So many accessibility guidelines completely skip the fact that these necessary and super easy to implement accessibility measures make it possible for perhaps 1/3 of the population to use (or use without harm) a public (or other) washroom, and especially help provide access for those who have disabling chemical and or environmental “sensitivities” (a term that trivializes the condition and effects).
Fragranced products not only create accessibility barriers for people with chemical and environmental “sensitivities”, fragrance sensitivity, autism, sensory sensitivities, migraines, asthma, MCAS/MCAD, and others, but fragrance ingredients have been linked to a number of other short and serious long term health effects in the general population.

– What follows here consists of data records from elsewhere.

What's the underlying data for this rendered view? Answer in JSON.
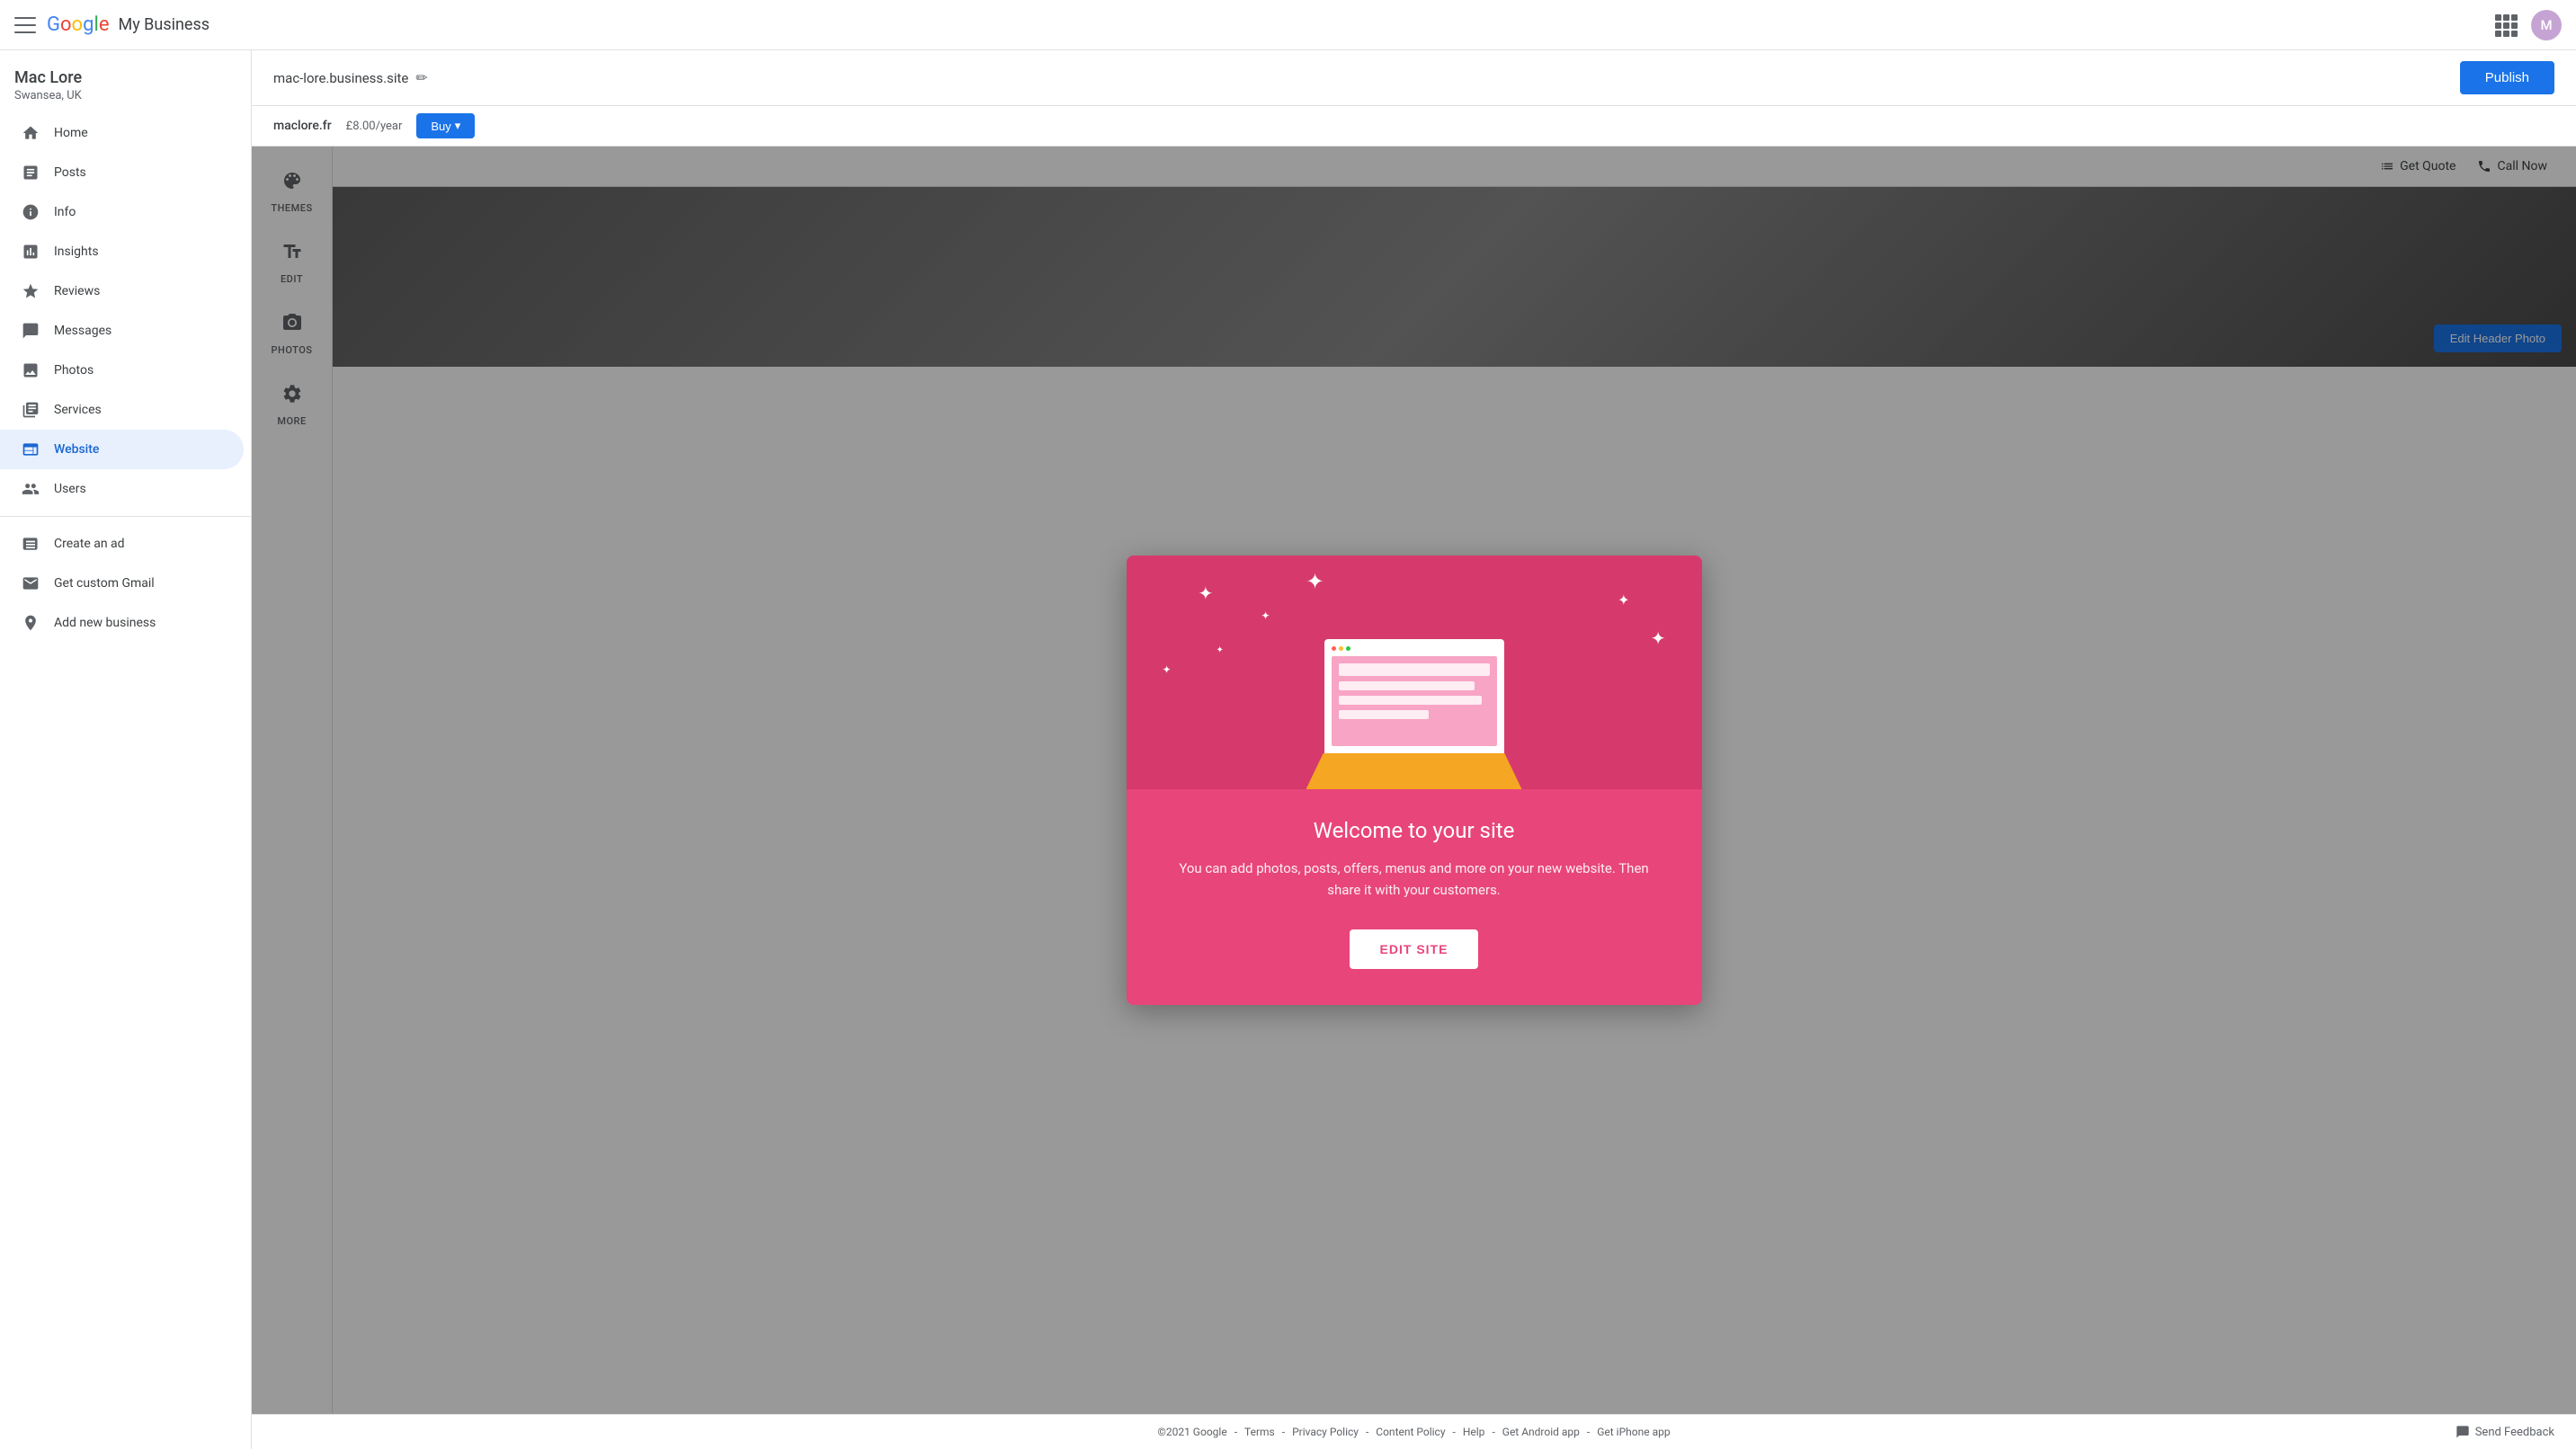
{
  "topBar": {
    "appName": "My Business",
    "avatarInitial": "M"
  },
  "sidebar": {
    "userName": "Mac Lore",
    "userLocation": "Swansea, UK",
    "navItems": [
      {
        "id": "home",
        "label": "Home",
        "icon": "home"
      },
      {
        "id": "posts",
        "label": "Posts",
        "icon": "posts"
      },
      {
        "id": "info",
        "label": "Info",
        "icon": "info"
      },
      {
        "id": "insights",
        "label": "Insights",
        "icon": "insights"
      },
      {
        "id": "reviews",
        "label": "Reviews",
        "icon": "reviews"
      },
      {
        "id": "messages",
        "label": "Messages",
        "icon": "messages"
      },
      {
        "id": "photos",
        "label": "Photos",
        "icon": "photos"
      },
      {
        "id": "services",
        "label": "Services",
        "icon": "services"
      },
      {
        "id": "website",
        "label": "Website",
        "icon": "website",
        "active": true
      },
      {
        "id": "users",
        "label": "Users",
        "icon": "users"
      }
    ],
    "bottomNavItems": [
      {
        "id": "create-ad",
        "label": "Create an ad",
        "icon": "create-ad"
      },
      {
        "id": "custom-gmail",
        "label": "Get custom Gmail",
        "icon": "gmail"
      },
      {
        "id": "add-business",
        "label": "Add new business",
        "icon": "add-business"
      }
    ]
  },
  "contentHeader": {
    "url": "mac-lore.business.site",
    "publishLabel": "Publish"
  },
  "domainBar": {
    "domainName": "maclore.fr",
    "price": "£8.00",
    "priceUnit": "/year",
    "buyLabel": "Buy"
  },
  "tools": [
    {
      "id": "themes",
      "label": "THEMES",
      "icon": "palette"
    },
    {
      "id": "edit",
      "label": "EDIT",
      "icon": "text"
    },
    {
      "id": "photos",
      "label": "PHOTOS",
      "icon": "camera"
    },
    {
      "id": "more",
      "label": "MORE",
      "icon": "gear"
    }
  ],
  "sitePreview": {
    "navItems": [
      {
        "label": "Get Quote",
        "icon": "list"
      },
      {
        "label": "Call Now",
        "icon": "phone"
      }
    ],
    "editHeaderPhotoLabel": "Edit Header Photo"
  },
  "modal": {
    "title": "Welcome to your site",
    "description": "You can add photos, posts, offers, menus and more on your new website. Then share it with your customers.",
    "buttonLabel": "EDIT SITE"
  },
  "footer": {
    "copyright": "©2021 Google",
    "links": [
      "Terms",
      "Privacy Policy",
      "Content Policy",
      "Help",
      "Get Android app",
      "Get iPhone app"
    ],
    "sendFeedback": "Send Feedback",
    "separator": "-"
  }
}
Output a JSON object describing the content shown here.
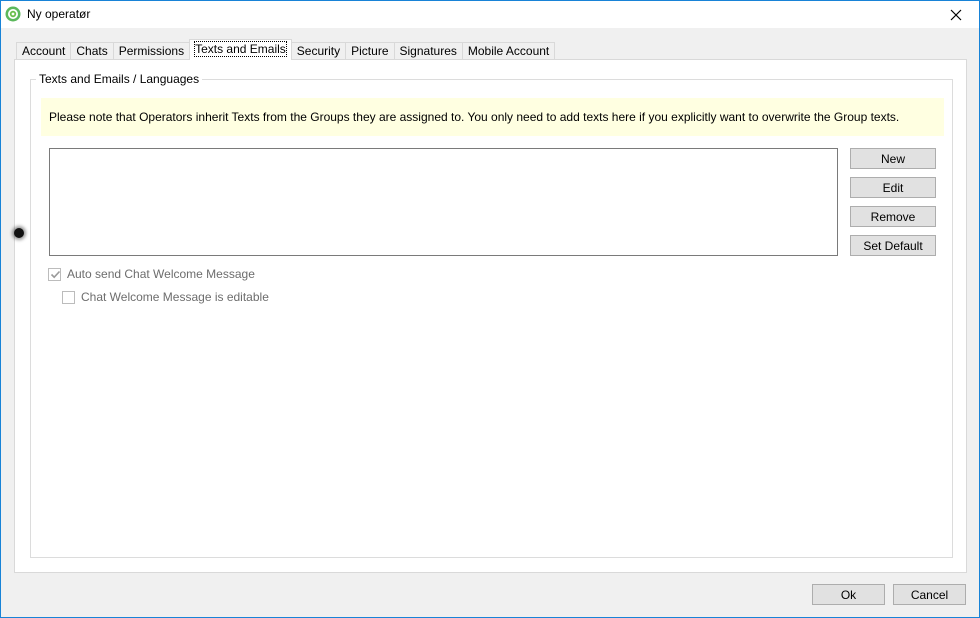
{
  "window": {
    "title": "Ny operatør",
    "accent": "#1883d7"
  },
  "tabs": [
    {
      "label": "Account",
      "active": false
    },
    {
      "label": "Chats",
      "active": false
    },
    {
      "label": "Permissions",
      "active": false
    },
    {
      "label": "Texts and Emails",
      "active": true
    },
    {
      "label": "Security",
      "active": false
    },
    {
      "label": "Picture",
      "active": false
    },
    {
      "label": "Signatures",
      "active": false
    },
    {
      "label": "Mobile Account",
      "active": false
    }
  ],
  "group": {
    "legend": "Texts and Emails / Languages",
    "notice": "Please note that Operators inherit Texts from the Groups they are assigned to. You only need to add texts here if you explicitly want to overwrite the Group texts.",
    "notice_bg": "#ffffe1",
    "buttons": {
      "new": "New",
      "edit": "Edit",
      "remove": "Remove",
      "set_default": "Set Default"
    },
    "checkboxes": {
      "auto_send": {
        "label": "Auto send Chat Welcome Message",
        "checked": true,
        "enabled": false
      },
      "editable": {
        "label": "Chat Welcome Message is editable",
        "checked": false,
        "enabled": false
      }
    }
  },
  "footer": {
    "ok": "Ok",
    "cancel": "Cancel"
  },
  "icons": {
    "app": "gear-icon",
    "close": "close-icon",
    "check": "checkmark-icon"
  }
}
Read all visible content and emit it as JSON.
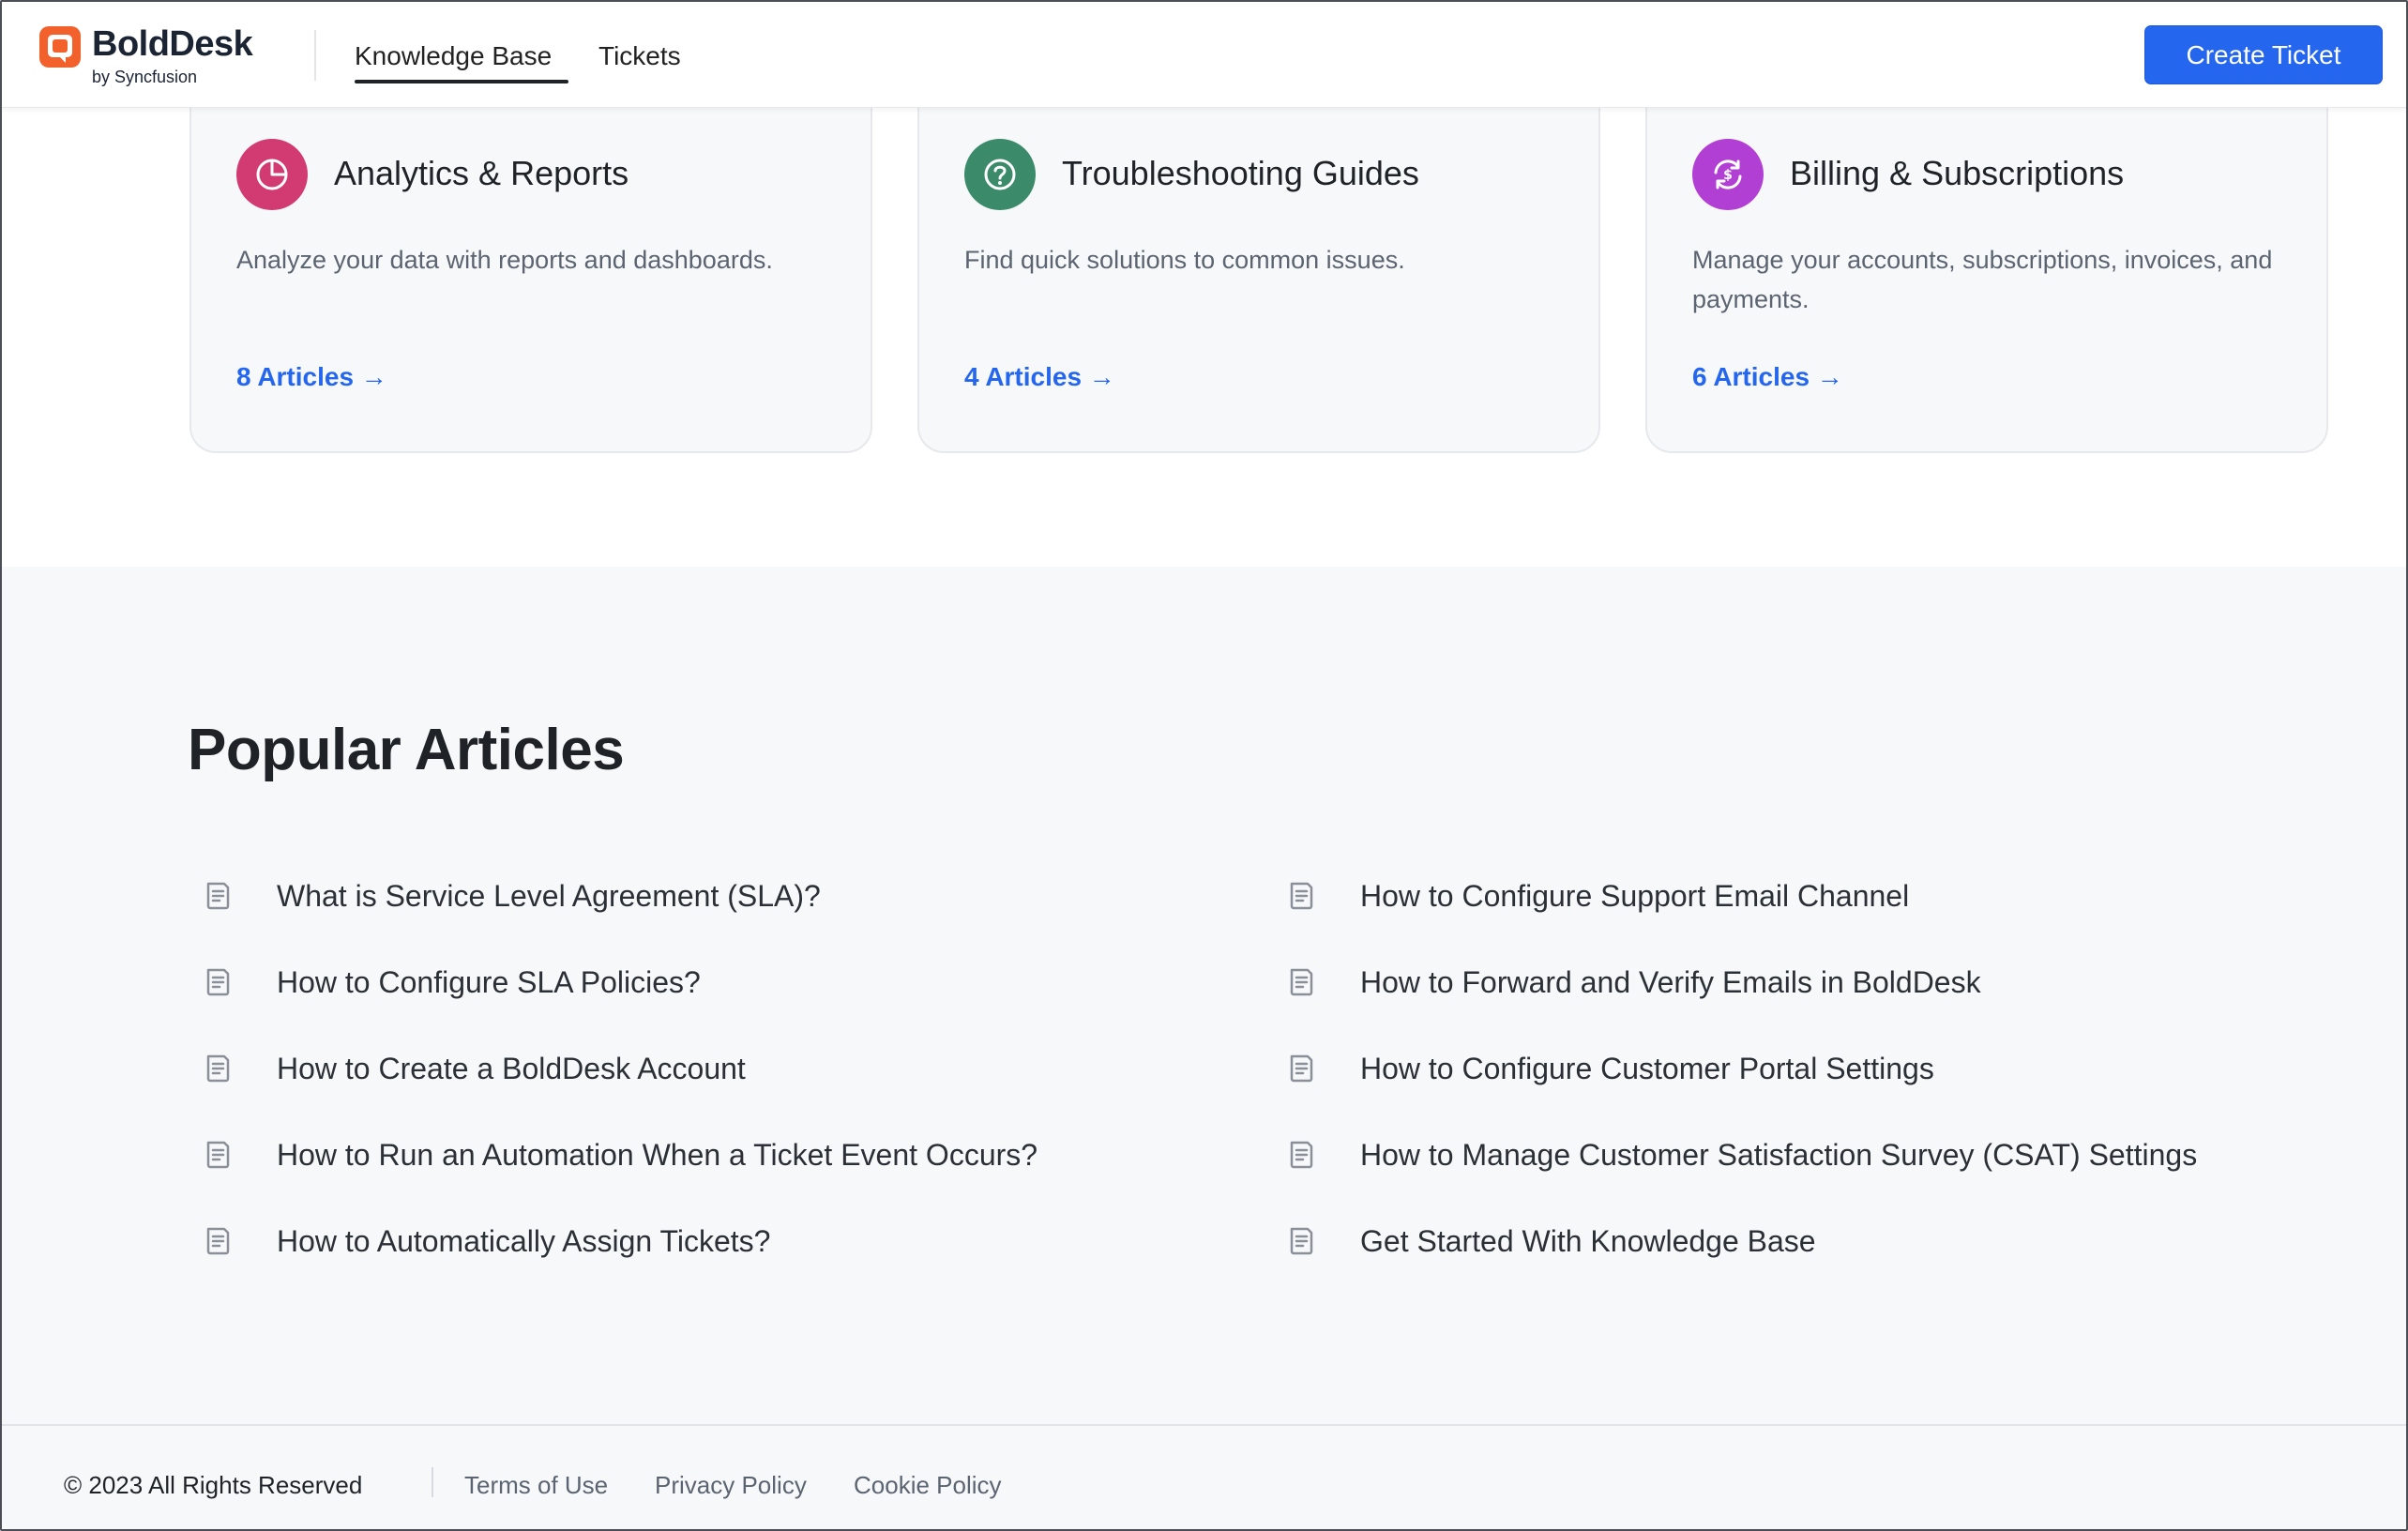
{
  "header": {
    "brand_name": "BoldDesk",
    "brand_sub": "by Syncfusion",
    "nav": [
      {
        "label": "Knowledge Base",
        "active": true
      },
      {
        "label": "Tickets",
        "active": false
      }
    ],
    "create_ticket_label": "Create Ticket",
    "accent_color": "#2466ee",
    "logo_color": "#f2612b"
  },
  "categories": [
    {
      "title": "Analytics & Reports",
      "description": "Analyze your data with reports and dashboards.",
      "link": "8 Articles →",
      "icon": "pie-chart-icon",
      "icon_color": "#d23a72"
    },
    {
      "title": "Troubleshooting Guides",
      "description": "Find quick solutions to common issues.",
      "link": "4 Articles →",
      "icon": "help-circle-icon",
      "icon_color": "#3b8a69"
    },
    {
      "title": "Billing & Subscriptions",
      "description": "Manage your accounts, subscriptions, invoices, and payments.",
      "link": "6 Articles →",
      "icon": "currency-exchange-icon",
      "icon_color": "#b23fd4"
    }
  ],
  "popular": {
    "title": "Popular Articles",
    "left_articles": [
      "What is Service Level Agreement (SLA)?",
      "How to Configure SLA Policies?",
      "How to Create a BoldDesk Account",
      "How to Run an Automation When a Ticket Event Occurs?",
      "How to Automatically Assign Tickets?"
    ],
    "right_articles": [
      "How to Configure Support Email Channel",
      "How to Forward and Verify Emails in BoldDesk",
      "How to Configure Customer Portal Settings",
      "How to Manage Customer Satisfaction Survey (CSAT) Settings",
      "Get Started With Knowledge Base"
    ]
  },
  "footer": {
    "copyright": "© 2023 All Rights Reserved",
    "links": [
      "Terms of Use",
      "Privacy Policy",
      "Cookie Policy"
    ]
  }
}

It has come to our attention that too many places that hang up a scent or fragrance-free sign in the front office, have air effers and scented soaps in the washrooms. That’s not how this is done.
How to Basics:
Accessible washrooms for people with environmental sensitivities
Image is of a public washroom with sinks on the left side, a cleaning cart in the middle, and garbage cans holding open the stall doors on the right. There are purple bars across the image with the following lines of accessibility tips text:
– increased ventilation
– NO air “fresheners”
– fragrance-free signs on door and mirrors
– fragrance-free, plant based hand soap
– fragrance-free, plant based cleaning products
– scent-free, biocide-free garbage bags
There may be a few other steps that can be taken, but these are critical
Fragranced consumer products:
exposures and effects from emissions.
… “Fragranced products also restrict access in society. Of the general population, 17.5 % were unable to use toilets in public places because of air fresheners or deodorizers, 14.1 % were unable to wash their hands with soap in public places because of fragranced soap, and 22.7 % were unable to go someplace because of the presence of a fragranced product.”
Overall, 34.7 % of the population reported health problems, such as migraine headaches and respiratory difficulties, when exposed to fragranced products.
18.6 % respiratory problems;
16.2 % mucosal symptoms;
15.7 % migraine headaches;
10.6 % skin problems;
8.0 % asthma attacks;
7.2 % neurological problems;
5.8 % cognitive problems;
5.5 % gastrointestinal problems;
4.4 % cardiovascular problems;
4.0 % immune system problems;
3.8 % musculoskeletal problems; and
1.7 % other.”
Ten questions concerning air fresheners
and indoor built environments
Air fresheners and indoor built environments: why air fresheners impair rather than improve indoor air quality, and pose health risks
Autism and effects from fragranced products.
“Among individuals with autism/ASDs, 83.7% report health problems when exposed to fragranced consumer products”…
Fragranced consumer products: effects on asthmatics
Among Americans with asthma/asthma-like conditions, 64.3% report health problems, such as breathing difficulties, when exposed to fragranced consumer products…
Help for How to Be Fragrance-Free
Includes accessible event planning resources
It’s good for you. It’s good for me.